In the entries below, find the string "kind" and return each line holding it.
(Data provided Opens)
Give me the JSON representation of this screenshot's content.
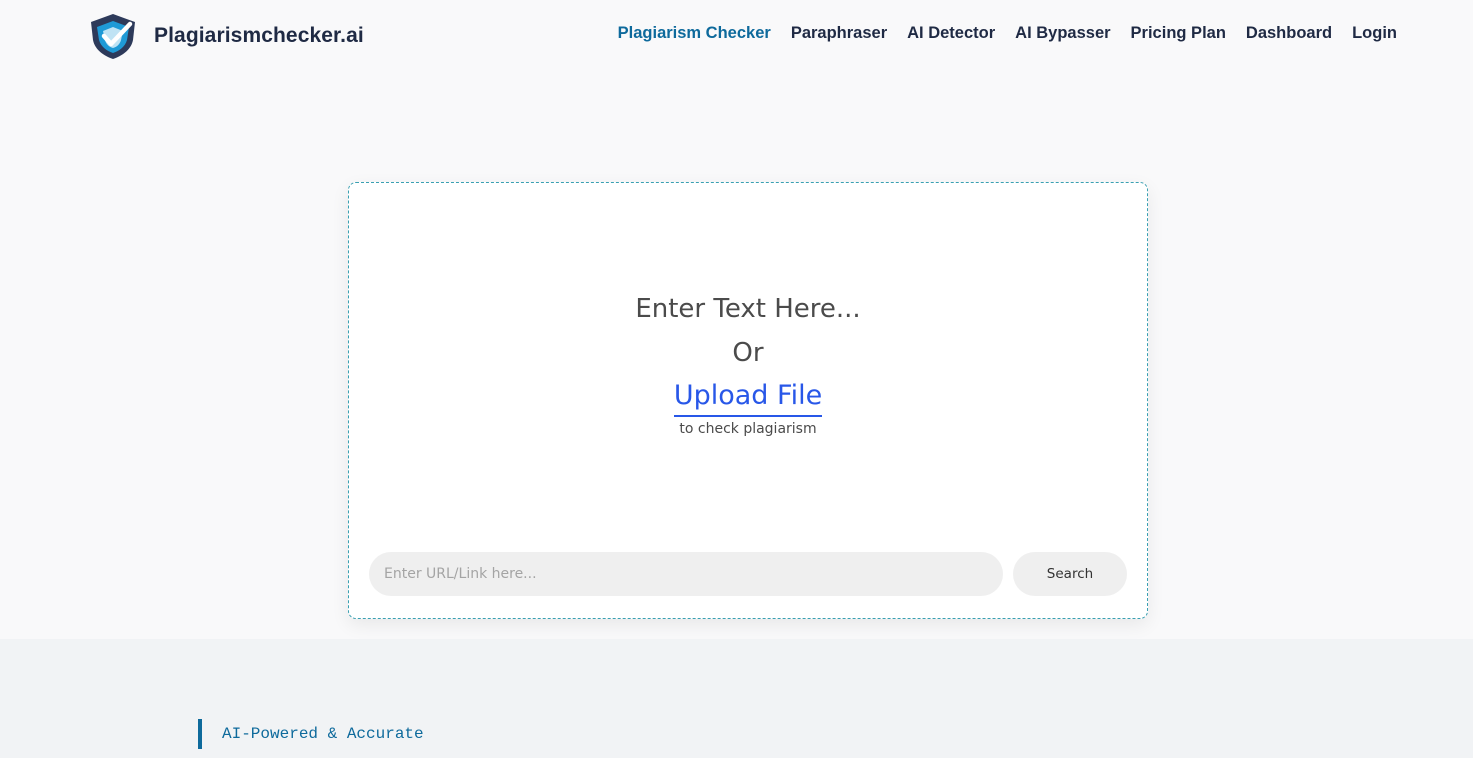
{
  "header": {
    "brand_name": "Plagiarismchecker.ai",
    "nav": [
      {
        "label": "Plagiarism Checker",
        "active": true
      },
      {
        "label": "Paraphraser"
      },
      {
        "label": "AI Detector"
      },
      {
        "label": "AI Bypasser"
      },
      {
        "label": "Pricing Plan"
      },
      {
        "label": "Dashboard"
      },
      {
        "label": "Login"
      }
    ]
  },
  "checker": {
    "prompt": "Enter Text Here...",
    "or": "Or",
    "upload_label": "Upload File",
    "sub": "to check plagiarism",
    "url_placeholder": "Enter URL/Link here...",
    "url_value": "",
    "search_label": "Search"
  },
  "features": {
    "tagline": "AI-Powered & Accurate"
  },
  "colors": {
    "accent": "#0e6a9c",
    "link": "#2857e8",
    "border": "#3aa0b2",
    "shield_dark": "#2d3a5a",
    "shield_light": "#1f9ad6"
  },
  "icons": {
    "logo": "shield-check-icon"
  }
}
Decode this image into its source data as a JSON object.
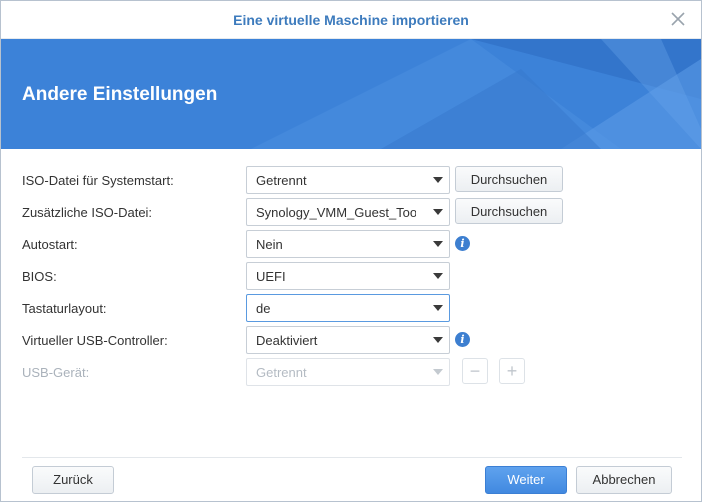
{
  "window": {
    "title": "Eine virtuelle Maschine importieren",
    "close_icon": "close-icon"
  },
  "banner": {
    "title": "Andere Einstellungen",
    "color": "#3c82d8"
  },
  "form": {
    "iso_boot": {
      "label": "ISO-Datei für Systemstart:",
      "value": "Getrennt",
      "button": "Durchsuchen"
    },
    "iso_extra": {
      "label": "Zusätzliche ISO-Datei:",
      "value": "Synology_VMM_Guest_Tool",
      "button": "Durchsuchen"
    },
    "autostart": {
      "label": "Autostart:",
      "value": "Nein",
      "info_icon": "info-icon"
    },
    "bios": {
      "label": "BIOS:",
      "value": "UEFI"
    },
    "keyboard": {
      "label": "Tastaturlayout:",
      "value": "de"
    },
    "usb_controller": {
      "label": "Virtueller USB-Controller:",
      "value": "Deaktiviert",
      "info_icon": "info-icon"
    },
    "usb_device": {
      "label": "USB-Gerät:",
      "value": "Getrennt",
      "minus": "−",
      "plus": "+"
    }
  },
  "footer": {
    "back": "Zurück",
    "next": "Weiter",
    "cancel": "Abbrechen"
  },
  "colors": {
    "accent": "#4189e0",
    "title_text": "#3d7bbd"
  }
}
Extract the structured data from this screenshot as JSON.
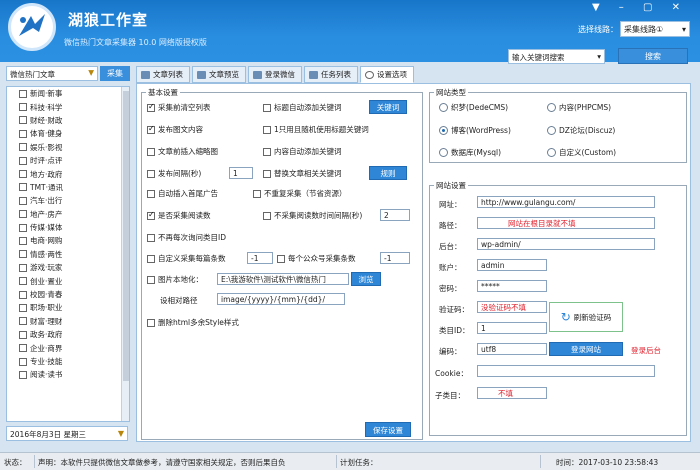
{
  "header": {
    "app_title": "湖狼工作室",
    "subtitle": "微信热门文章采集器 10.0 网络版授权版",
    "line_label": "选择线路：",
    "line_value": "采集线路①",
    "keyword_placeholder": "输入关键词搜索",
    "search_label": "搜索",
    "window_controls": "▼ – ▢ ✕"
  },
  "sidebar": {
    "category_select": "微信热门文章",
    "collect_label": "采集",
    "categories": [
      "新闻·新事",
      "科技·科学",
      "财经·财政",
      "体育·健身",
      "娱乐·影视",
      "时评·点评",
      "地方·政府",
      "TMT·通讯",
      "汽车·出行",
      "地产·房产",
      "传媒·媒体",
      "电商·网购",
      "情感·两性",
      "游戏·玩家",
      "创业·置业",
      "校园·青春",
      "职场·职业",
      "财富·理财",
      "政务·政府",
      "企业·商界",
      "专业·技能",
      "阅读·读书"
    ],
    "date": "2016年8月3日  星期三"
  },
  "tabs": [
    {
      "label": "文章列表",
      "active": false
    },
    {
      "label": "文章预览",
      "active": false
    },
    {
      "label": "登录微信",
      "active": false
    },
    {
      "label": "任务列表",
      "active": false
    },
    {
      "label": "设置选项",
      "active": true
    }
  ],
  "basic": {
    "legend": "基本设置",
    "opt_collect_before": "采集前清空列表",
    "opt_title_keyword": "标题自动添加关键词",
    "keyword_btn": "关键词",
    "opt_publish_images": "发布图文内容",
    "opt_random_keyword": "1只用且随机使用标题关键词",
    "opt_insert_thumb": "文章前插入缩略图",
    "opt_content_keyword": "内容自动添加关键词",
    "opt_publish_interval": "发布间隔(秒)",
    "publish_interval_value": "1",
    "opt_replace_keyword": "替换文章相关关键词",
    "rules_btn": "规则",
    "opt_auto_ad": "自动插入首尾广告",
    "opt_no_repeat": "不重复采集（节省资源）",
    "opt_collect_reads": "是否采集阅读数",
    "opt_no_reads_interval": "不采集阅读数时间间隔(秒)",
    "no_reads_interval_value": "2",
    "opt_no_query_cat": "不再每次询问类目ID",
    "opt_custom_count": "自定义采集每篇条数",
    "custom_count_value": "-1",
    "per_account_label": "每个公众号采集条数",
    "per_account_value": "-1",
    "opt_image_local": "图片本地化：",
    "image_path": "E:\\我游软件\\测试软件\\微信热门",
    "browse_btn": "浏览",
    "image_rule_label": "设相对路径",
    "image_rule_value": "image/{yyyy}/{mm}/{dd}/",
    "opt_remove_style": "删除html多余Style样式",
    "save_btn": "保存设置"
  },
  "site_type": {
    "legend": "网站类型",
    "options": [
      {
        "label": "织梦(DedeCMS)",
        "checked": false
      },
      {
        "label": "内容(PHPCMS)",
        "checked": false
      },
      {
        "label": "博客(WordPress)",
        "checked": true
      },
      {
        "label": "DZ论坛(Discuz)",
        "checked": false
      },
      {
        "label": "数据库(Mysql)",
        "checked": false
      },
      {
        "label": "自定义(Custom)",
        "checked": false
      }
    ]
  },
  "site": {
    "legend": "网站设置",
    "url_label": "网址：",
    "url_value": "http://www.gulangu.com/",
    "path_label": "路径：",
    "path_value": "网站在根目录就不填",
    "admin_label": "后台：",
    "admin_value": "wp-admin/",
    "account_label": "账户：",
    "account_value": "admin",
    "password_label": "密码：",
    "password_value": "*****",
    "captcha_label": "验证码：",
    "captcha_value": "没验证码不填",
    "refresh_captcha": "刷新验证码",
    "catid_label": "类目ID：",
    "catid_value": "1",
    "encoding_label": "编码：",
    "encoding_value": "utf8",
    "login_btn": "登录网站",
    "login_hint": "登录后台",
    "cookie_label": "Cookie：",
    "subcat_label": "子类目：",
    "subcat_value": "不填"
  },
  "status": {
    "state": "状态：",
    "notice": "声明：本软件只提供微信文章做参考，请遵守国家相关规定，否则后果自负",
    "plan_label": "计划任务：",
    "time": "时间：2017-03-10 23:58:43"
  },
  "colors": {
    "header": "#2a8ee0",
    "accent": "#2f86d6",
    "hint_red": "#e0222e"
  }
}
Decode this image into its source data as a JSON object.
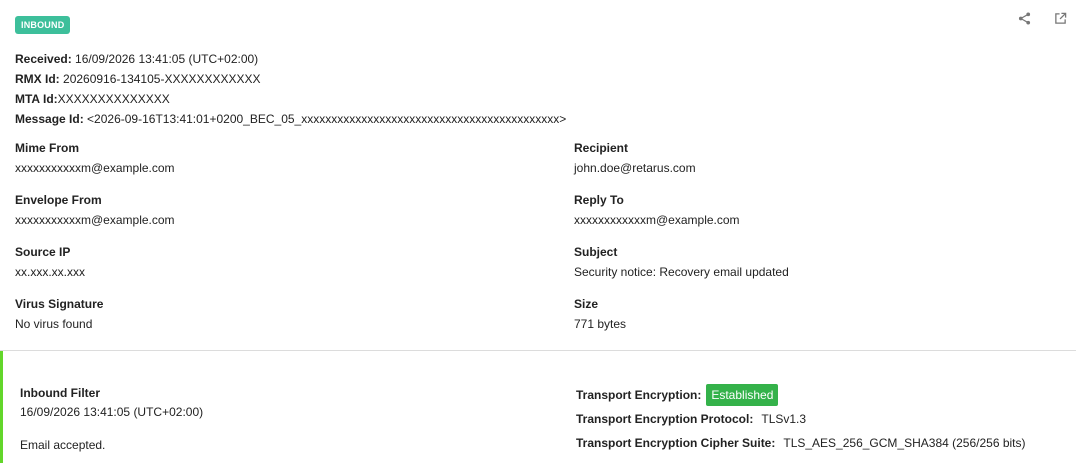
{
  "badge": "INBOUND",
  "icons": {
    "share": "share-icon",
    "open_external": "external-link-icon"
  },
  "meta": {
    "received_label": "Received:",
    "received_value": "16/09/2026 13:41:05 (UTC+02:00)",
    "rmx_label": "RMX Id:",
    "rmx_value": "20260916-134105-XXXXXXXXXXXX",
    "mta_label": "MTA Id:",
    "mta_value": "XXXXXXXXXXXXXX",
    "message_label": "Message Id:",
    "message_value": "<2026-09-16T13:41:01+0200_BEC_05_xxxxxxxxxxxxxxxxxxxxxxxxxxxxxxxxxxxxxxxxxxx>"
  },
  "fields": {
    "mime_from": {
      "label": "Mime From",
      "value": "xxxxxxxxxxxm@example.com"
    },
    "recipient": {
      "label": "Recipient",
      "value": "john.doe@retarus.com"
    },
    "envelope_from": {
      "label": "Envelope From",
      "value": "xxxxxxxxxxxm@example.com"
    },
    "reply_to": {
      "label": "Reply To",
      "value": "xxxxxxxxxxxxm@example.com"
    },
    "source_ip": {
      "label": "Source IP",
      "value": "xx.xxx.xx.xxx"
    },
    "subject": {
      "label": "Subject",
      "value": "Security notice: Recovery email updated"
    },
    "virus_signature": {
      "label": "Virus Signature",
      "value": "No virus found"
    },
    "size": {
      "label": "Size",
      "value": "771 bytes"
    }
  },
  "filter": {
    "title": "Inbound Filter",
    "time": "16/09/2026 13:41:05 (UTC+02:00)",
    "result": "Email accepted.",
    "accent_color": "#62d62a"
  },
  "transport": {
    "encryption_label": "Transport Encryption:",
    "encryption_value": "Established",
    "protocol_label": "Transport Encryption Protocol:",
    "protocol_value": "TLSv1.3",
    "cipher_label": "Transport Encryption Cipher Suite:",
    "cipher_value": "TLS_AES_256_GCM_SHA384 (256/256 bits)"
  },
  "colors": {
    "badge": "#3dbf9b",
    "established": "#34b24a"
  }
}
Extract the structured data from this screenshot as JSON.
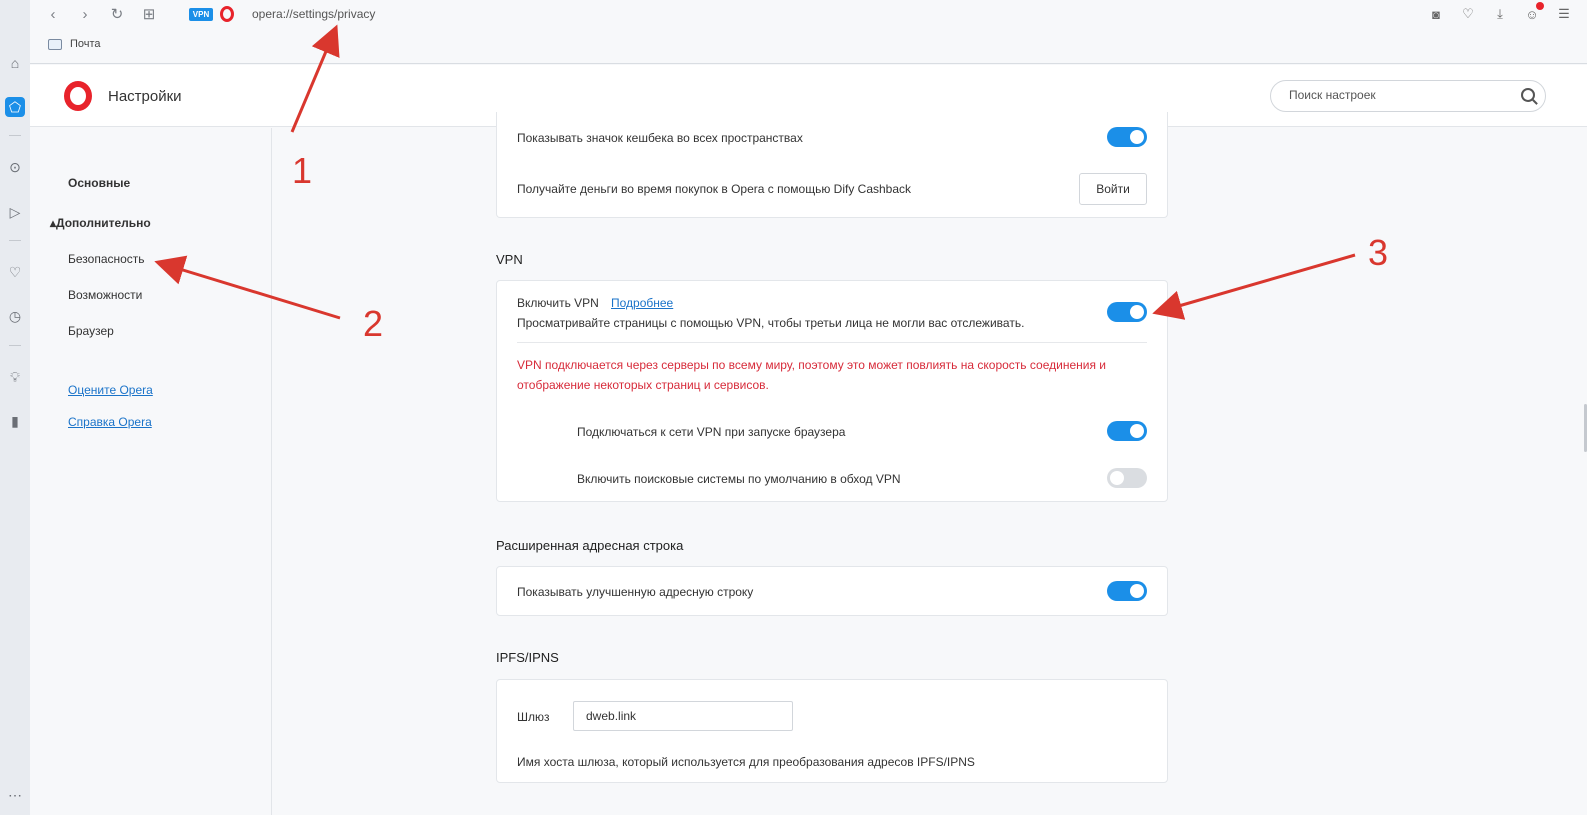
{
  "topbar": {
    "vpn_badge": "VPN",
    "url": "opera://settings/privacy",
    "bookmark_label": "Почта"
  },
  "header": {
    "title": "Настройки",
    "search_placeholder": "Поиск настроек"
  },
  "nav": {
    "basic": "Основные",
    "advanced": "▴Дополнительно",
    "security": "Безопасность",
    "features": "Возможности",
    "browser": "Браузер",
    "rate": "Оцените Opera",
    "help": "Справка Opera"
  },
  "cashback": {
    "show_icon": "Показывать значок кешбека во всех пространствах",
    "show_icon_on": true,
    "earn": "Получайте деньги во время покупок в Opera с помощью Dify Cashback",
    "login_btn": "Войти"
  },
  "vpn": {
    "section": "VPN",
    "enable_label": "Включить VPN",
    "more_link": "Подробнее",
    "description": "Просматривайте страницы с помощью VPN, чтобы третьи лица не могли вас отслеживать.",
    "enabled": true,
    "warning_line1": "VPN подключается через серверы по всему миру, поэтому это может повлиять на скорость соединения и",
    "warning_line2": "отображение некоторых страниц и сервисов.",
    "connect_on_start": "Подключаться к сети VPN при запуске браузера",
    "connect_on_start_on": true,
    "bypass_search": "Включить поисковые системы по умолчанию в обход VPN",
    "bypass_search_on": false
  },
  "addressbar": {
    "section": "Расширенная адресная строка",
    "show_improved": "Показывать улучшенную адресную строку",
    "show_improved_on": true
  },
  "ipfs": {
    "section": "IPFS/IPNS",
    "gateway_label": "Шлюз",
    "gateway_value": "dweb.link",
    "gateway_hint": "Имя хоста шлюза, который используется для преобразования адресов IPFS/IPNS"
  },
  "annotations": {
    "n1": "1",
    "n2": "2",
    "n3": "3",
    "color": "#d9372e"
  },
  "colors": {
    "accent": "#1b8fe8",
    "opera_red": "#e8232b",
    "warning": "#d72b3a"
  }
}
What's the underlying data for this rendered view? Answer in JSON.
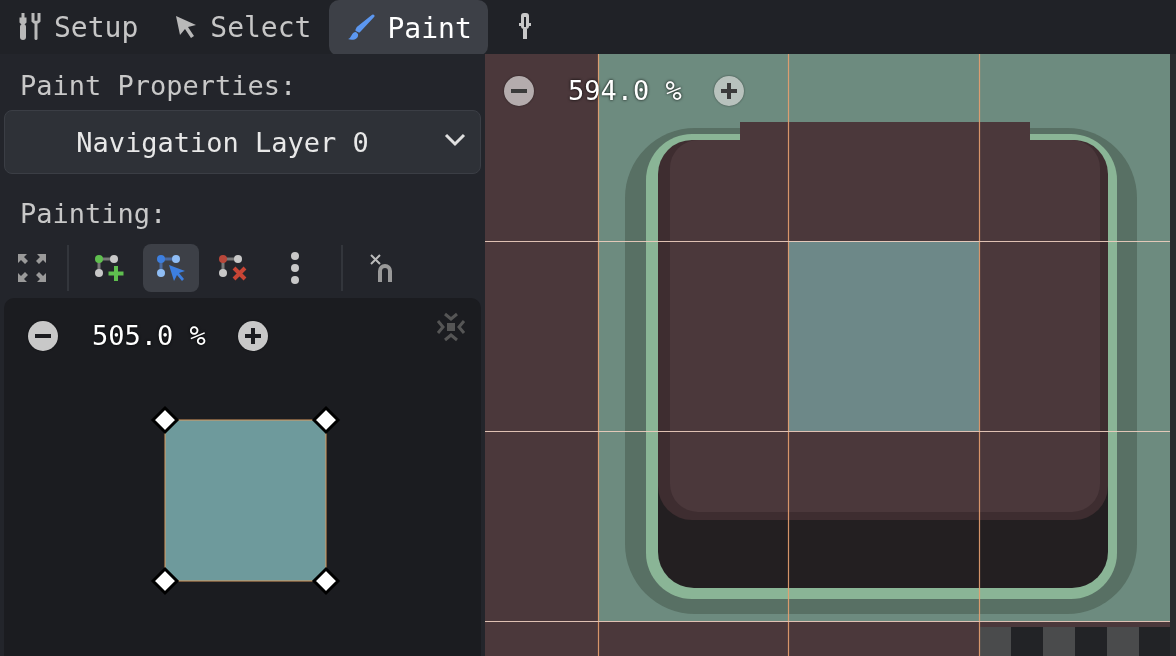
{
  "tabs": [
    {
      "label": "Setup",
      "kind": "tools",
      "selected": false
    },
    {
      "label": "Select",
      "kind": "cursor",
      "selected": false
    },
    {
      "label": "Paint",
      "kind": "brush",
      "selected": true
    },
    {
      "kind": "picker",
      "selected": false
    }
  ],
  "paint_panel": {
    "title": "Paint Properties:",
    "dropdown": {
      "value": "Navigation Layer 0"
    },
    "painting_label": "Painting:",
    "tool_groups": [
      {
        "tools": [
          {
            "kind": "expand",
            "selected": false
          }
        ]
      },
      {
        "tools": [
          {
            "kind": "add-point",
            "selected": false
          },
          {
            "kind": "select-point",
            "selected": true
          },
          {
            "kind": "remove-point",
            "selected": false
          },
          {
            "kind": "more",
            "selected": false
          }
        ]
      },
      {
        "tools": [
          {
            "kind": "clear",
            "selected": false
          }
        ]
      }
    ],
    "preview": {
      "zoom": "505.0 %"
    }
  },
  "canvas": {
    "zoom": "594.0 %"
  }
}
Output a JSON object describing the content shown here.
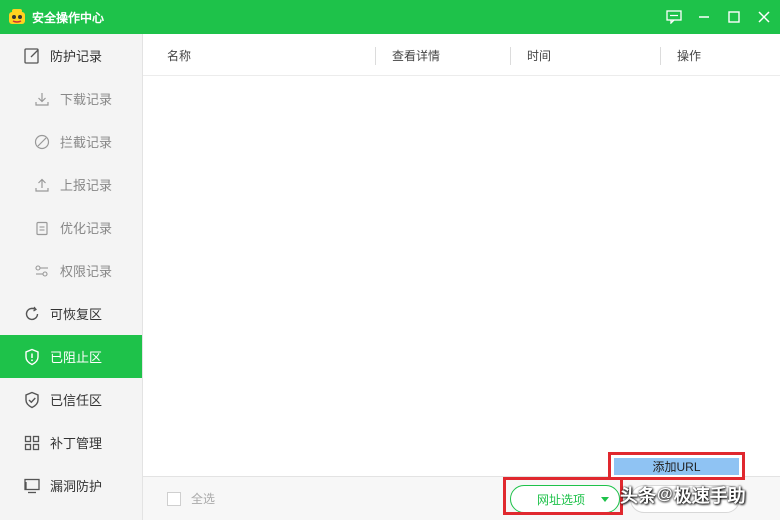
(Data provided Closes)
- _Written response_
      "kind": "tools",
      "kind": "cursor",
      "kind": "brush",
      "kind": "picker",
            "kind": "expand",
            "kind": "add-point",
            "kind": "select-point",
            "kind": "remove-point",
            "kind": "more",
            "kind": "clear",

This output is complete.